- **Task details**
The expected output is the full set of entries, retyped verbatim, pictures excluded.

[Data about app and page elements]
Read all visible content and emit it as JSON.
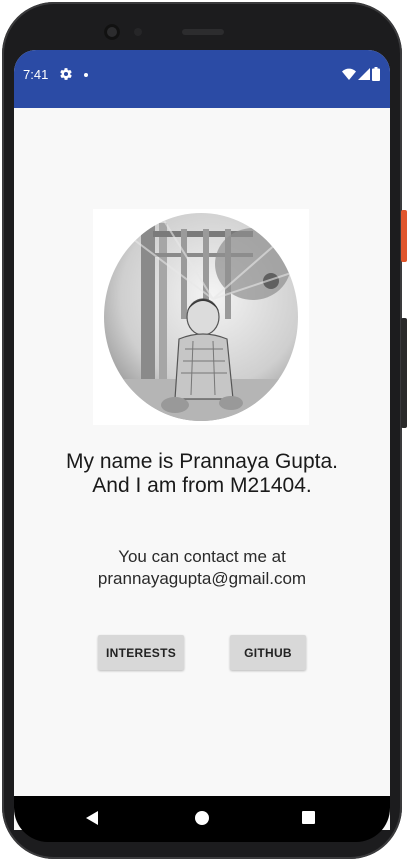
{
  "status_bar": {
    "time": "7:41",
    "icons": [
      "gear-icon",
      "notification-dot",
      "wifi-icon",
      "signal-icon",
      "battery-icon"
    ],
    "color": "#2b4ba5"
  },
  "profile": {
    "photo_alt": "profile-photo",
    "headline_line1": "My name is Prannaya Gupta.",
    "headline_line2": "And I am from M21404.",
    "contact_line1": "You can contact me at",
    "contact_line2": "prannayagupta@gmail.com"
  },
  "buttons": {
    "interests": "INTERESTS",
    "github": "GITHUB"
  },
  "nav_bar": {
    "icons": [
      "back-icon",
      "home-icon",
      "recents-icon"
    ]
  }
}
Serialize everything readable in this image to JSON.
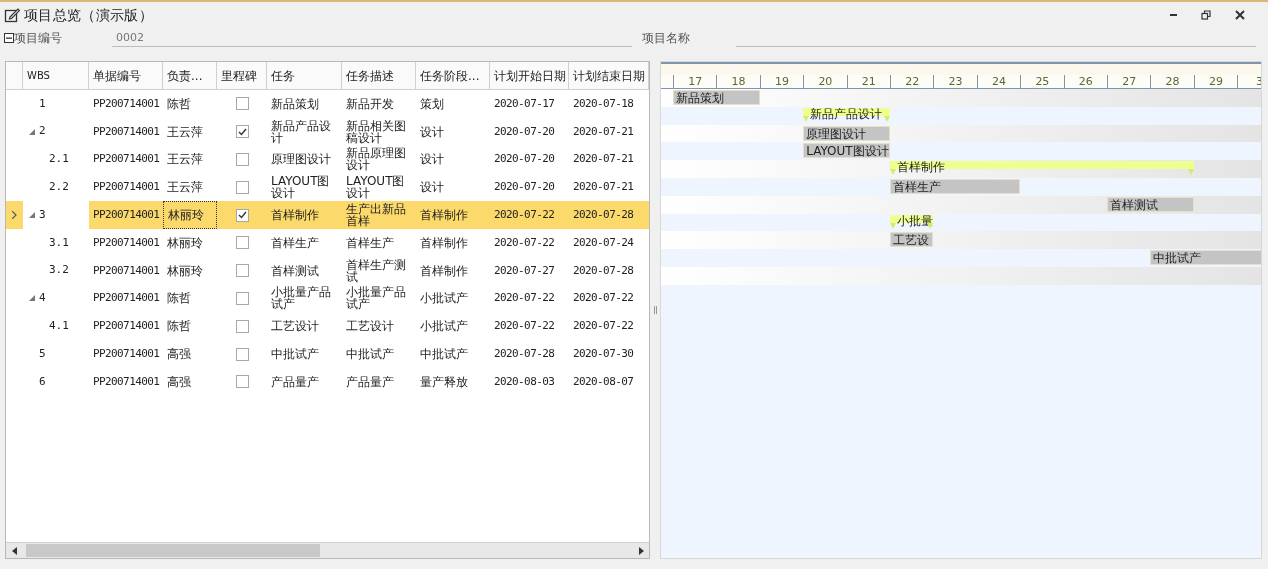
{
  "window": {
    "title": "项目总览（演示版）"
  },
  "form": {
    "fields": [
      {
        "label": "项目编号",
        "value": "0002"
      },
      {
        "label": "项目名称"
      }
    ]
  },
  "table": {
    "columns": [
      "WBS",
      "单据编号",
      "负责...",
      "里程碑",
      "任务",
      "任务描述",
      "任务阶段...",
      "计划开始日期",
      "计划结束日期"
    ],
    "rows": [
      {
        "wbs": "1",
        "doc_no": "PP200714001",
        "owner": "陈哲",
        "milestone": false,
        "task": "新品策划",
        "description": "新品开发",
        "phase": "策划",
        "start": "2020-07-17",
        "end": "2020-07-18",
        "selected": false
      },
      {
        "wbs": "2",
        "doc_no": "PP200714001",
        "owner": "王云萍",
        "milestone": true,
        "task": "新品产品设计",
        "description": "新品相关图稿设计",
        "phase": "设计",
        "start": "2020-07-20",
        "end": "2020-07-21",
        "selected": false,
        "expanded": true,
        "children": [
          {
            "wbs": "2.1",
            "doc_no": "PP200714001",
            "owner": "王云萍",
            "milestone": false,
            "task": "原理图设计",
            "description": "新品原理图设计",
            "phase": "设计",
            "start": "2020-07-20",
            "end": "2020-07-21",
            "selected": false
          },
          {
            "wbs": "2.2",
            "doc_no": "PP200714001",
            "owner": "王云萍",
            "milestone": false,
            "task": "LAYOUT图设计",
            "description": "LAYOUT图设计",
            "phase": "设计",
            "start": "2020-07-20",
            "end": "2020-07-21",
            "selected": false
          }
        ]
      },
      {
        "wbs": "3",
        "doc_no": "PP200714001",
        "owner": "林丽玲",
        "milestone": true,
        "task": "首样制作",
        "description": "生产出新品首样",
        "phase": "首样制作",
        "start": "2020-07-22",
        "end": "2020-07-28",
        "selected": true,
        "expanded": true,
        "children": [
          {
            "wbs": "3.1",
            "doc_no": "PP200714001",
            "owner": "林丽玲",
            "milestone": false,
            "task": "首样生产",
            "description": "首样生产",
            "phase": "首样制作",
            "start": "2020-07-22",
            "end": "2020-07-24",
            "selected": false
          },
          {
            "wbs": "3.2",
            "doc_no": "PP200714001",
            "owner": "林丽玲",
            "milestone": false,
            "task": "首样测试",
            "description": "首样生产测试",
            "phase": "首样制作",
            "start": "2020-07-27",
            "end": "2020-07-28",
            "selected": false
          }
        ]
      },
      {
        "wbs": "4",
        "doc_no": "PP200714001",
        "owner": "陈哲",
        "milestone": false,
        "task": "小批量产品试产",
        "description": "小批量产品试产",
        "phase": "小批试产",
        "start": "2020-07-22",
        "end": "2020-07-22",
        "selected": false,
        "expanded": true,
        "children": [
          {
            "wbs": "4.1",
            "doc_no": "PP200714001",
            "owner": "陈哲",
            "milestone": false,
            "task": "工艺设计",
            "description": "工艺设计",
            "phase": "小批试产",
            "start": "2020-07-22",
            "end": "2020-07-22",
            "selected": false
          }
        ]
      },
      {
        "wbs": "5",
        "doc_no": "PP200714001",
        "owner": "高强",
        "milestone": false,
        "task": "中批试产",
        "description": "中批试产",
        "phase": "中批试产",
        "start": "2020-07-28",
        "end": "2020-07-30",
        "selected": false
      },
      {
        "wbs": "6",
        "doc_no": "PP200714001",
        "owner": "高强",
        "milestone": false,
        "task": "产品量产",
        "description": "产品量产",
        "phase": "量产释放",
        "start": "2020-08-03",
        "end": "2020-08-07",
        "selected": false
      }
    ]
  },
  "gantt": {
    "days": [
      "17",
      "18",
      "19",
      "20",
      "21",
      "22",
      "23",
      "24",
      "25",
      "26",
      "27",
      "28",
      "29",
      "3"
    ],
    "bars": [
      {
        "label": "新品策划",
        "kind": "task"
      },
      {
        "label": "新品产品设计",
        "kind": "summary"
      },
      {
        "label": "原理图设计",
        "kind": "task"
      },
      {
        "label": "LAYOUT图设计",
        "kind": "task"
      },
      {
        "label": "首样制作",
        "kind": "summary"
      },
      {
        "label": "首样生产",
        "kind": "task"
      },
      {
        "label": "首样测试",
        "kind": "task"
      },
      {
        "label": "小批量",
        "kind": "summary"
      },
      {
        "label": "工艺设",
        "kind": "task"
      },
      {
        "label": "中批试产",
        "kind": "task"
      }
    ]
  }
}
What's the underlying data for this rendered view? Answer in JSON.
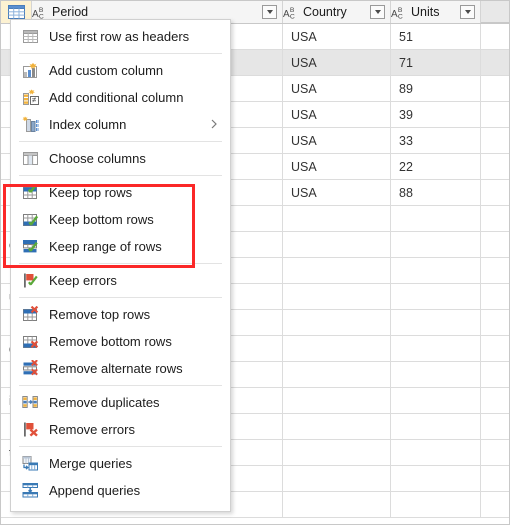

- **Solution to the exercise**
Read all visible content and emit it as JSON.
{
  "status_bar": {
    "time": "7:41",
    "icons": [
      "gear-icon",
      "notification-dot",
      "wifi-icon",
      "signal-icon",
      "battery-icon"
    ],
    "color": "#2b4ba5"
  },
  "profile": {
    "photo_alt": "profile-photo",
    "headline_line1": "My name is Prannaya Gupta.",
    "headline_line2": "And I am from M21404.",
    "contact_line1": "You can contact me at",
    "contact_line2": "prannayagupta@gmail.com"
  },
  "buttons": {
    "interests": "INTERESTS",
    "github": "GITHUB"
  },
  "nav_bar": {
    "icons": [
      "back-icon",
      "home-icon",
      "recents-icon"
    ]
  }
}
Serialize everything readable in this image to JSON.
{
  "window": {
    "title": "项目总览（演示版）"
  },
  "form": {
    "fields": [
      {
        "label": "项目编号",
        "value": "0002"
      },
      {
        "label": "项目名称"
      }
    ]
  },
  "table": {
    "columns": [
      "WBS",
      "单据编号",
      "负责...",
      "里程碑",
      "任务",
      "任务描述",
      "任务阶段...",
      "计划开始日期",
      "计划结束日期"
    ],
    "rows": [
      {
        "wbs": "1",
        "doc_no": "PP200714001",
        "owner": "陈哲",
        "milestone": false,
        "task": "新品策划",
        "description": "新品开发",
        "phase": "策划",
        "start": "2020-07-17",
        "end": "2020-07-18",
        "selected": false
      },
      {
        "wbs": "2",
        "doc_no": "PP200714001",
        "owner": "王云萍",
        "milestone": true,
        "task": "新品产品设计",
        "description": "新品相关图稿设计",
        "phase": "设计",
        "start": "2020-07-20",
        "end": "2020-07-21",
        "selected": false,
        "expanded": true,
        "children": [
          {
            "wbs": "2.1",
            "doc_no": "PP200714001",
            "owner": "王云萍",
            "milestone": false,
            "task": "原理图设计",
            "description": "新品原理图设计",
            "phase": "设计",
            "start": "2020-07-20",
            "end": "2020-07-21",
            "selected": false
          },
          {
            "wbs": "2.2",
            "doc_no": "PP200714001",
            "owner": "王云萍",
            "milestone": false,
            "task": "LAYOUT图设计",
            "description": "LAYOUT图设计",
            "phase": "设计",
            "start": "2020-07-20",
            "end": "2020-07-21",
            "selected": false
          }
        ]
      },
      {
        "wbs": "3",
        "doc_no": "PP200714001",
        "owner": "林丽玲",
        "milestone": true,
        "task": "首样制作",
        "description": "生产出新品首样",
        "phase": "首样制作",
        "start": "2020-07-22",
        "end": "2020-07-28",
        "selected": true,
        "expanded": true,
        "children": [
          {
            "wbs": "3.1",
            "doc_no": "PP200714001",
            "owner": "林丽玲",
            "milestone": false,
            "task": "首样生产",
            "description": "首样生产",
            "phase": "首样制作",
            "start": "2020-07-22",
            "end": "2020-07-24",
            "selected": false
          },
          {
            "wbs": "3.2",
            "doc_no": "PP200714001",
            "owner": "林丽玲",
            "milestone": false,
            "task": "首样测试",
            "description": "首样生产测试",
            "phase": "首样制作",
            "start": "2020-07-27",
            "end": "2020-07-28",
            "selected": false
          }
        ]
      },
      {
        "wbs": "4",
        "doc_no": "PP200714001",
        "owner": "陈哲",
        "milestone": false,
        "task": "小批量产品试产",
        "description": "小批量产品试产",
        "phase": "小批试产",
        "start": "2020-07-22",
        "end": "2020-07-22",
        "selected": false,
        "expanded": true,
        "children": [
          {
            "wbs": "4.1",
            "doc_no": "PP200714001",
            "owner": "陈哲",
            "milestone": false,
            "task": "工艺设计",
            "description": "工艺设计",
            "phase": "小批试产",
            "start": "2020-07-22",
            "end": "2020-07-22",
            "selected": false
          }
        ]
      },
      {
        "wbs": "5",
        "doc_no": "PP200714001",
        "owner": "高强",
        "milestone": false,
        "task": "中批试产",
        "description": "中批试产",
        "phase": "中批试产",
        "start": "2020-07-28",
        "end": "2020-07-30",
        "selected": false
      },
      {
        "wbs": "6",
        "doc_no": "PP200714001",
        "owner": "高强",
        "milestone": false,
        "task": "产品量产",
        "description": "产品量产",
        "phase": "量产释放",
        "start": "2020-08-03",
        "end": "2020-08-07",
        "selected": false
      }
    ]
  },
  "gantt": {
    "days": [
      "17",
      "18",
      "19",
      "20",
      "21",
      "22",
      "23",
      "24",
      "25",
      "26",
      "27",
      "28",
      "29",
      "3"
    ],
    "bars": [
      {
        "label": "新品策划",
        "kind": "task"
      },
      {
        "label": "新品产品设计",
        "kind": "summary"
      },
      {
        "label": "原理图设计",
        "kind": "task"
      },
      {
        "label": "LAYOUT图设计",
        "kind": "task"
      },
      {
        "label": "首样制作",
        "kind": "summary"
      },
      {
        "label": "首样生产",
        "kind": "task"
      },
      {
        "label": "首样测试",
        "kind": "task"
      },
      {
        "label": "小批量",
        "kind": "summary"
      },
      {
        "label": "工艺设",
        "kind": "task"
      },
      {
        "label": "中批试产",
        "kind": "task"
      }
    ]
  }
}
What's the underlying data for this rendered view? Answer in JSON.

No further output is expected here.